**What you should do**
Repeat each entry below exactly as it stands.

**Records**
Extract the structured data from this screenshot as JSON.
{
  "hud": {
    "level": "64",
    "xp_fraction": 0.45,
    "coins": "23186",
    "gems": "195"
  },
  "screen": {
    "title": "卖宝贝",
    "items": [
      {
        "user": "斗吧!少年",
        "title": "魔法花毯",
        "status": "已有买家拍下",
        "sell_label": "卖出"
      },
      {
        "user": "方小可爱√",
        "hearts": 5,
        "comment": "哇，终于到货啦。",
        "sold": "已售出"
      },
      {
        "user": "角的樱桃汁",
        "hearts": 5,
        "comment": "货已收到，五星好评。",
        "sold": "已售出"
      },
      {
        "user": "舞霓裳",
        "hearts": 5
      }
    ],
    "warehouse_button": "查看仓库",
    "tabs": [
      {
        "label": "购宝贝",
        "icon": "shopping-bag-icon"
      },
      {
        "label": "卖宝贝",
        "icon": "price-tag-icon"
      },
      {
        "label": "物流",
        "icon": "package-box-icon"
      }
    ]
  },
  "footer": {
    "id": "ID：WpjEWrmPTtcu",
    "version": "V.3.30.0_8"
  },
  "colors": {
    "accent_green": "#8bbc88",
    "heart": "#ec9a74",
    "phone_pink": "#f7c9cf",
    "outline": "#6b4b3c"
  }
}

**Written response**
Extract the structured data from this screenshot as JSON.
{
  "hud": {
    "level": "64",
    "xp_fraction": 0.45,
    "coins": "23186",
    "gems": "195"
  },
  "screen": {
    "title": "卖宝贝",
    "items": [
      {
        "user": "斗吧!少年",
        "title": "魔法花毯",
        "status": "已有买家拍下",
        "sell_label": "卖出"
      },
      {
        "user": "方小可爱√",
        "hearts": 5,
        "comment": "哇，终于到货啦。",
        "sold": "已售出"
      },
      {
        "user": "角的樱桃汁",
        "hearts": 5,
        "comment": "货已收到，五星好评。",
        "sold": "已售出"
      },
      {
        "user": "舞霓裳",
        "hearts": 5
      }
    ],
    "warehouse_button": "查看仓库",
    "tabs": [
      {
        "label": "购宝贝",
        "icon": "shopping-bag-icon"
      },
      {
        "label": "卖宝贝",
        "icon": "price-tag-icon"
      },
      {
        "label": "物流",
        "icon": "package-box-icon"
      }
    ]
  },
  "footer": {
    "id": "ID：WpjEWrmPTtcu",
    "version": "V.3.30.0_8"
  },
  "colors": {
    "accent_green": "#8bbc88",
    "heart": "#ec9a74",
    "phone_pink": "#f7c9cf",
    "outline": "#6b4b3c"
  }
}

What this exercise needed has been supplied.